Located between the biceps muscle and the elbow, the brachialis muscle is important for bending the elbow joint isometrically. As the key muscle directing this action, the brachialis is frequently involved in sports- or exercise-related injuries in which arm flexibility is extensively used, such as tennis or pullups. As a result, brachialis tendonitis commonly afflicts physically active individuals, especially those who engage in repetitive, vigorous movements involving the arm.
Also referred to as "tennis elbow," brachialis tendonitis is a sometimes-recurring problem that requires exercises to reduce the stiffness and pain associated with flareups. Symptoms include concentrated elbow pain, inability to flex the elbow comfortably, swelling around or directly above the elbow, and inflammation. Treatment depends on the severity of symptoms. If extreme brachialis tendonitis is left untreated, carpal tunnel syndrome or bursitis may occur, which require cortisone shots and physical therapy.
Avoiding Brachialis Tendonitis
Because this muscle is routinely used while playing sports or engaging in other physically strenuous activities, regular exercise of the muscle is necessary to avoid straining or tearing the muscle. Simply bending the elbow is not enough to avert an incident of brachialis tendonitis. Specific resistance exercises that target arm tendons are important in preventing this muscle from weakening in between sessions of physical activity.
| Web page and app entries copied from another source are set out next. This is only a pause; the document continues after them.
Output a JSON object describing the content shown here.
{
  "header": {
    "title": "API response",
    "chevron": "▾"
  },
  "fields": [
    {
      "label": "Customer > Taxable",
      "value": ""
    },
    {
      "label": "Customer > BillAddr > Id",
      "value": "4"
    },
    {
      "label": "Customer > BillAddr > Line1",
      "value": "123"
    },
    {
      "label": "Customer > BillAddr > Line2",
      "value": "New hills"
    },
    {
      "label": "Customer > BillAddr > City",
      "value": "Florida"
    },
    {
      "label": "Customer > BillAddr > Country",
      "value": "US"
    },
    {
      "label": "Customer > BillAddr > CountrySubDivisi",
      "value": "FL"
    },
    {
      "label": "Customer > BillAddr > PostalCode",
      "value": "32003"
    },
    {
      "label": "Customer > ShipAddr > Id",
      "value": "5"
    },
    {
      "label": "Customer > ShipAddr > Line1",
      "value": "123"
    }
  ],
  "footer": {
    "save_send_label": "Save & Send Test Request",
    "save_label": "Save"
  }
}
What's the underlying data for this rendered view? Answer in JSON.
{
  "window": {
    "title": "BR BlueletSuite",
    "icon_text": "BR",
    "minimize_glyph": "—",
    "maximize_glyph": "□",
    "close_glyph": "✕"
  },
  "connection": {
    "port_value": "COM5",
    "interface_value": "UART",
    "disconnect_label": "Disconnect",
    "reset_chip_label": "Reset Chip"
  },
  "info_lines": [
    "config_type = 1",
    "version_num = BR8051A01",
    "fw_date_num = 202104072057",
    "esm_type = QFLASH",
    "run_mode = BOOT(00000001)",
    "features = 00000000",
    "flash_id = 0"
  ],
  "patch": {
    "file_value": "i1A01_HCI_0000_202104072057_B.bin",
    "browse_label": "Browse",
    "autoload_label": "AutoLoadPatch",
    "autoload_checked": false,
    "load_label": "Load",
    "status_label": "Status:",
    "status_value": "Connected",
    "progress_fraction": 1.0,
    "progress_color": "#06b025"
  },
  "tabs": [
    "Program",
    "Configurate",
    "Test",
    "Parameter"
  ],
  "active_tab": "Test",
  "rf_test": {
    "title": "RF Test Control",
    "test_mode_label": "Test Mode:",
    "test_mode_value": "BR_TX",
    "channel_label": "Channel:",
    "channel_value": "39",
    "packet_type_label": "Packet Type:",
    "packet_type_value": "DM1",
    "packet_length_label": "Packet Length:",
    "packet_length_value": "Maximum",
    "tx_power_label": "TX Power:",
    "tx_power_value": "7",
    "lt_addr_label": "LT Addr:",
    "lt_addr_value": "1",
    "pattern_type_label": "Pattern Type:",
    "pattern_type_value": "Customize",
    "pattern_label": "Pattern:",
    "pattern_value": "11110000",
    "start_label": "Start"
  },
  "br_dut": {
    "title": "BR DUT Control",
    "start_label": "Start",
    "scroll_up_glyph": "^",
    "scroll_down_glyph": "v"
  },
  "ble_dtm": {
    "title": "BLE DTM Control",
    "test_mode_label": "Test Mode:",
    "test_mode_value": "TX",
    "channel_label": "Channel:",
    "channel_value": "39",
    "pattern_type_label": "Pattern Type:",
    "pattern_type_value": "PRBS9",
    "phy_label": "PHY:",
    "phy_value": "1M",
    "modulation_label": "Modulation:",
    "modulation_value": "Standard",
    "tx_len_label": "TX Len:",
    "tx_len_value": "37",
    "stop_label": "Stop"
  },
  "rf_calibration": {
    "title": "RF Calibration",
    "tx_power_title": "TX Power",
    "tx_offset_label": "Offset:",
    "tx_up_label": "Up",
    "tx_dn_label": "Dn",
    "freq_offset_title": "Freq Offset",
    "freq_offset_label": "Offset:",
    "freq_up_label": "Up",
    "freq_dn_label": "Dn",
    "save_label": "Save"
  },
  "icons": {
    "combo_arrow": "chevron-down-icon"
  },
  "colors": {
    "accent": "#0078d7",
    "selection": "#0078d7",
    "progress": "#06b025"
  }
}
Barbell curls can train the brachialis muscle. While performing this exercise, keep your back straight and raise the barbell slowly, concentrating on flexing your elbows using a controlled and even movement. The weight of the barbell should correlate with the strength of your arm muscles, as anything too light will not supplement muscle health and anything too heavy may damage the muscle.
Dumbbell Hammer Curls
Dumbbell hammer curls are similar to barbell curls, but exercise a different area of the biceps muscle because you curl the dumbbell toward your shoulder rather than your chest. Keeping your back straight, hold a dumbbell in each hand near the side of your thigh, with your palms facing your thighs. Then, slowly raise the dumbbells, by flexing your elbows, until the dumbbells touch your shoulder. Don’t allow your elbow to leave your side; press the elbow against your body so that only the brachialis muscle is lifting the dumbbells. Perform several dumbbell hammer curls by alternating arms until the muscle feels tight but not painful.
- American College of Sports Medicine Resources for the Personal Trainer, 2007
- Bodybuilding Anatomy; Nick Evans; 2007
- Strength Training Anatomy; Frederic Delavier; 2006